Of course, the 2003 play season is the ultimate celebration of its 50-year mark—a testament to the company’s longevity. Hoey said Corn Stock purposefully tried to choose shows that hadn’t been presented previously at the tent. “We believe part of Corn Stock’s mission is to produce new and exciting entertainment for the Peoria area. Therefore, the only show which we’ll repeat this year is the comedy My Three Angels.”
Season opener Sugar Babies, running May 30 to June 7, is a fast-paced blend of songs, dances, and gags that brings the best of burlesque to a modern audience.
My Three Angels, running June 20 to 28, is another comedy. Determining who the real crooks are takes some doing as three good-hearted convicts help save a family’s honor and property. My Three Angels is the play on which the Humphrey Bogart movie We’re No Angels was based.
The rise of Jesus and its effect on those around him form the heart of the next production, the Andrew Lloyd Webber rock opera Jesus Christ, Superstar. The production, which runs July 11 to 19, features a new, exciting multi-media presentation.
The fourth show of the season is the central Illinois premiere of The Guys, running August 1 to 9. The power of the human spirit is celebrated in this poignant tribute to the heroes of September 11, 2001. A motion picture version of the play, starring Sigourney Weaver and Anthony LaPaglia, was recently released to movie theaters.
The 50th season closes with the family musical, Meet Me in St. Louis, running August 22 to 30. Based on the MGM movie starring Judy Garland, this production features one family’s experience with life, love, and the excitement of the 1904 World’s Fair.
The Next 50 Years
Time marches on, and Corn Stock anticipates as many changes in the future as it’s had in the past—starting with its signature tent. Hoey said, “This season will be the last year for the present tent. An ad-hoc committee has been formed to investigate a replacement. Many options are being explored, including a clear-span structure—meaning no inner poles.”
Changes to the structure and content of the seasons are also on the menu, though probably not for the summer productions. “The summer season will remain essentially the same from year to year and will always be our main revenue source, but the Winter Lab Theatre could become the creative engine of the organization. It offers more opportunities for experimentation and instruction—and our audience continues to grow,” she said.

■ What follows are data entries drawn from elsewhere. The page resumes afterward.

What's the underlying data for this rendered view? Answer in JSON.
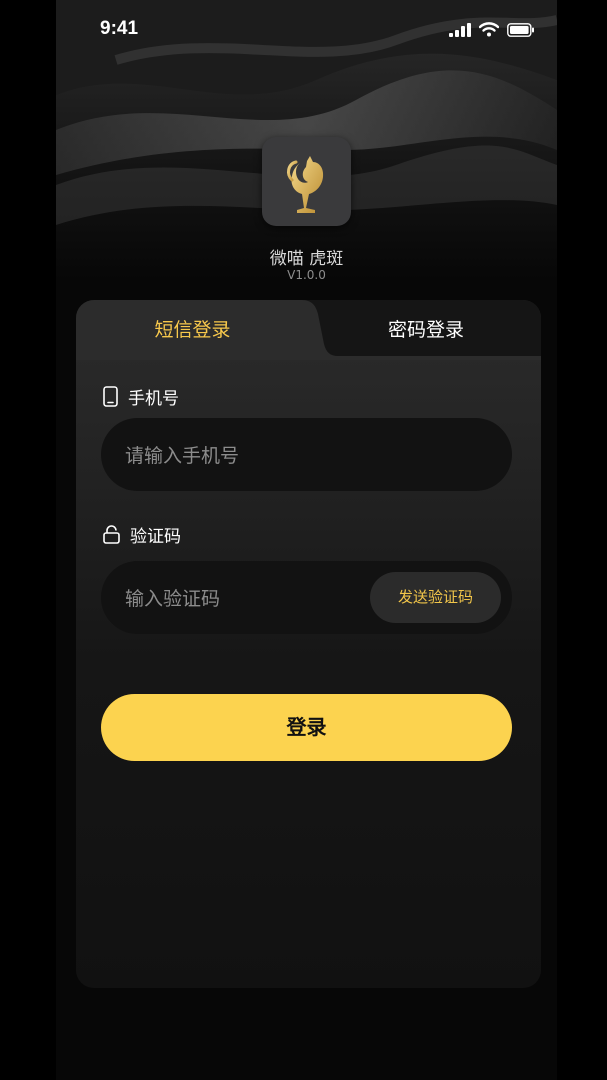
{
  "status_bar": {
    "time": "9:41"
  },
  "app": {
    "name": "微喵 虎斑",
    "version": "V1.0.0"
  },
  "tabs": [
    {
      "label": "短信登录",
      "active": true
    },
    {
      "label": "密码登录",
      "active": false
    }
  ],
  "form": {
    "phone": {
      "label": "手机号",
      "placeholder": "请输入手机号",
      "value": ""
    },
    "code": {
      "label": "验证码",
      "placeholder": "输入验证码",
      "value": "",
      "send_label": "发送验证码"
    },
    "submit_label": "登录"
  },
  "colors": {
    "accent": "#fcd34f",
    "active_tab_text": "#f8c94c",
    "background": "#070707"
  },
  "icons": [
    "signal-icon",
    "wifi-icon",
    "battery-icon",
    "cat-logo-icon",
    "phone-icon",
    "lock-icon"
  ]
}
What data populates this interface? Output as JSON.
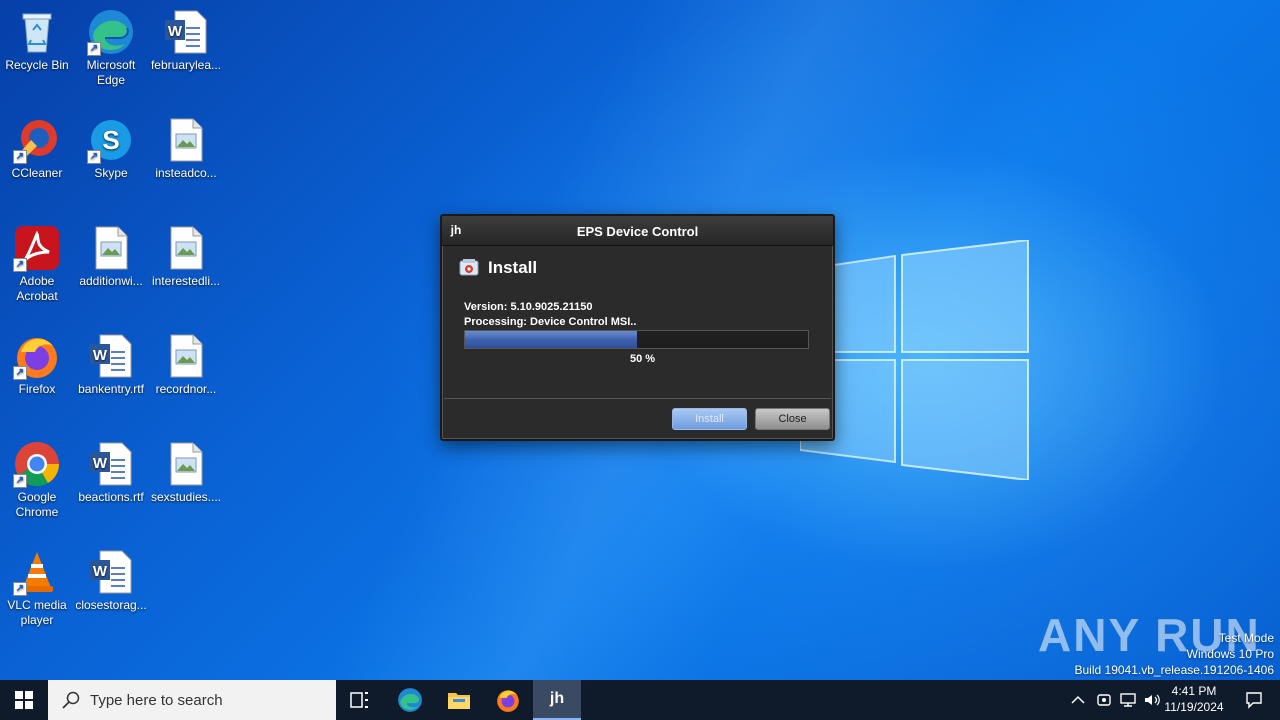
{
  "desktop": {
    "icons": [
      {
        "label": "Recycle Bin",
        "icon": "recycle-bin-icon"
      },
      {
        "label": "Microsoft Edge",
        "icon": "edge-icon"
      },
      {
        "label": "februarylea...",
        "icon": "word-doc-icon"
      },
      {
        "label": "CCleaner",
        "icon": "ccleaner-icon"
      },
      {
        "label": "Skype",
        "icon": "skype-icon"
      },
      {
        "label": "insteadco...",
        "icon": "image-file-icon"
      },
      {
        "label": "Adobe Acrobat",
        "icon": "acrobat-icon"
      },
      {
        "label": "additionwi...",
        "icon": "image-file-icon"
      },
      {
        "label": "interestedli...",
        "icon": "image-file-icon"
      },
      {
        "label": "Firefox",
        "icon": "firefox-icon"
      },
      {
        "label": "bankentry.rtf",
        "icon": "word-doc-icon"
      },
      {
        "label": "recordnor...",
        "icon": "image-file-icon"
      },
      {
        "label": "Google Chrome",
        "icon": "chrome-icon"
      },
      {
        "label": "beactions.rtf",
        "icon": "word-doc-icon"
      },
      {
        "label": "sexstudies....",
        "icon": "image-file-icon"
      },
      {
        "label": "VLC media player",
        "icon": "vlc-icon"
      },
      {
        "label": "closestorag...",
        "icon": "word-doc-icon"
      }
    ]
  },
  "dialog": {
    "title": "EPS Device Control",
    "app_icon_text": "jh",
    "heading": "Install",
    "version": "Version: 5.10.9025.21150",
    "processing": "Processing: Device Control MSI..",
    "progress_fraction": 0.5,
    "progress_text": "50 %",
    "install_label": "Install",
    "close_label": "Close"
  },
  "watermark": {
    "brand": "ANY RUN",
    "mode": "Test Mode",
    "edition": "Windows 10 Pro",
    "build": "Build 19041.vb_release.191206-1406"
  },
  "taskbar": {
    "search_placeholder": "Type here to search",
    "apps": [
      "task-view-icon",
      "edge-icon",
      "file-explorer-icon",
      "firefox-icon",
      "jh-app-icon"
    ],
    "active_app_text": "jh",
    "time": "4:41 PM",
    "date": "11/19/2024"
  }
}
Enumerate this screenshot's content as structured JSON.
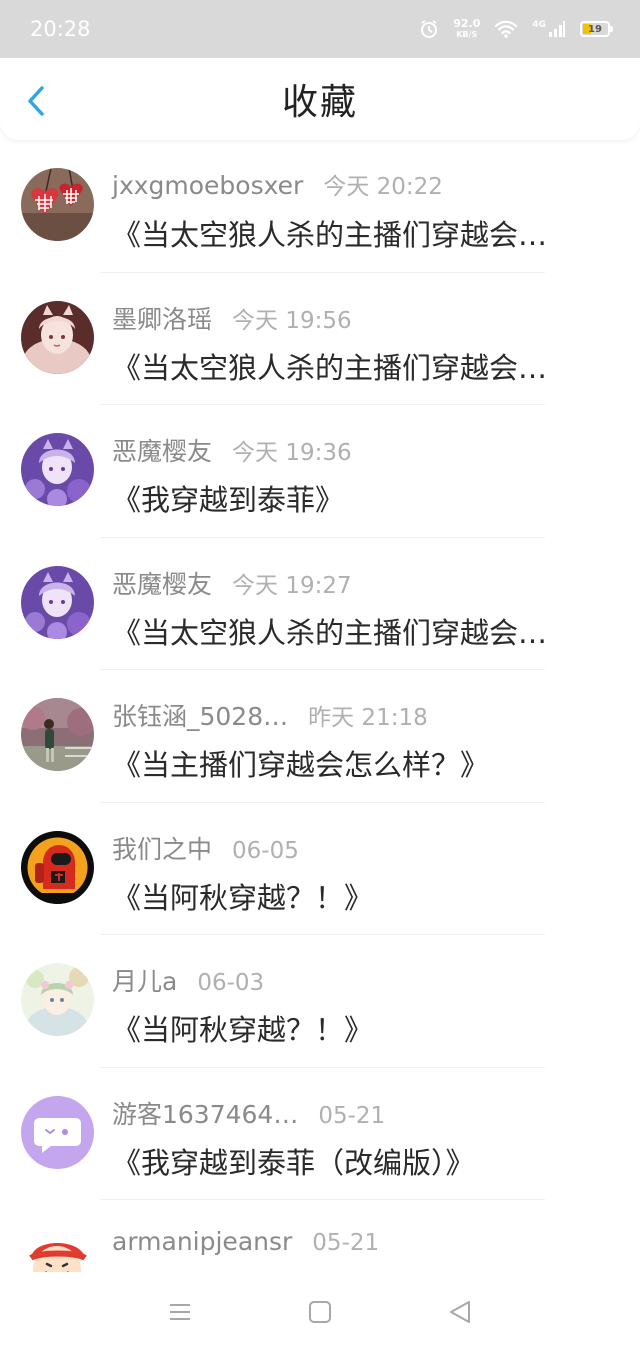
{
  "status_bar": {
    "time": "20:28",
    "speed_value": "92.0",
    "speed_unit": "KB/S",
    "network": "4G",
    "battery": "19"
  },
  "header": {
    "title": "收藏"
  },
  "items": [
    {
      "username": "jxxgmoebosxer",
      "timestamp": "今天 20:22",
      "title": "《当太空狼人杀的主播们穿越会…",
      "avatar": "hearts-avatar"
    },
    {
      "username": "墨卿洛瑶",
      "timestamp": "今天 19:56",
      "title": "《当太空狼人杀的主播们穿越会…",
      "avatar": "anime-girl-avatar"
    },
    {
      "username": "恶魔樱友",
      "timestamp": "今天 19:36",
      "title": "《我穿越到泰菲》",
      "avatar": "purple-anime-avatar"
    },
    {
      "username": "恶魔樱友",
      "timestamp": "今天 19:27",
      "title": "《当太空狼人杀的主播们穿越会…",
      "avatar": "purple-anime-avatar"
    },
    {
      "username": "张钰涵_5028…",
      "timestamp": "昨天 21:18",
      "title": "《当主播们穿越会怎么样？》",
      "avatar": "outdoor-photo-avatar"
    },
    {
      "username": "我们之中",
      "timestamp": "06-05",
      "title": "《当阿秋穿越？！》",
      "avatar": "among-us-avatar"
    },
    {
      "username": "月儿a",
      "timestamp": "06-03",
      "title": "《当阿秋穿越？！》",
      "avatar": "fairy-anime-avatar"
    },
    {
      "username": "游客1637464…",
      "timestamp": "05-21",
      "title": "《我穿越到泰菲（改编版）》",
      "avatar": "default-chat-avatar"
    },
    {
      "username": "armanipjeansr",
      "timestamp": "05-21",
      "title": "",
      "avatar": "cartoon-avatar"
    }
  ],
  "colors": {
    "accent": "#2fa6e8",
    "status_bar": "#d9d9d9",
    "username": "#8a8a8a",
    "timestamp": "#b0b0b0",
    "title": "#2a2a2a"
  }
}
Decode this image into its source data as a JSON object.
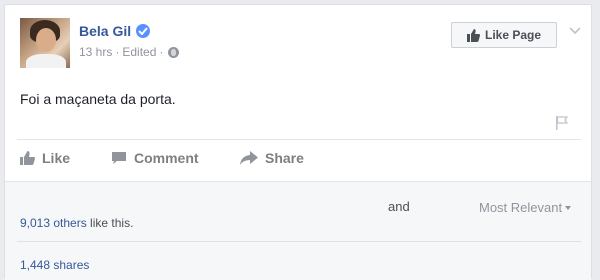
{
  "post": {
    "author": "Bela Gil",
    "time": "13 hrs",
    "edited": "Edited",
    "separator": "·",
    "text": "Foi a maçaneta da porta."
  },
  "header": {
    "like_page_label": "Like Page"
  },
  "actions": {
    "like": "Like",
    "comment": "Comment",
    "share": "Share"
  },
  "feedback": {
    "and_text": "and",
    "sort_label": "Most Relevant",
    "others_count": "9,013 others",
    "likes_suffix": " like this.",
    "shares": "1,448 shares"
  },
  "colors": {
    "link": "#365899",
    "verified": "#5890ff",
    "muted": "#90949c"
  }
}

And growing is definitely a goal for the future, Hoey said. “We’re always eager to see new faces. If you’re nervous about being onstage, there are lots of backstage positions. It you don’t feel you have the technical expertise to work backstage, we always need help in the box office, concessions, selling program ads, drumming up donations, etc. If you enjoy the theatre and wish to become part of a successful organization, Corn Stock Theatre is the place for you.” AA!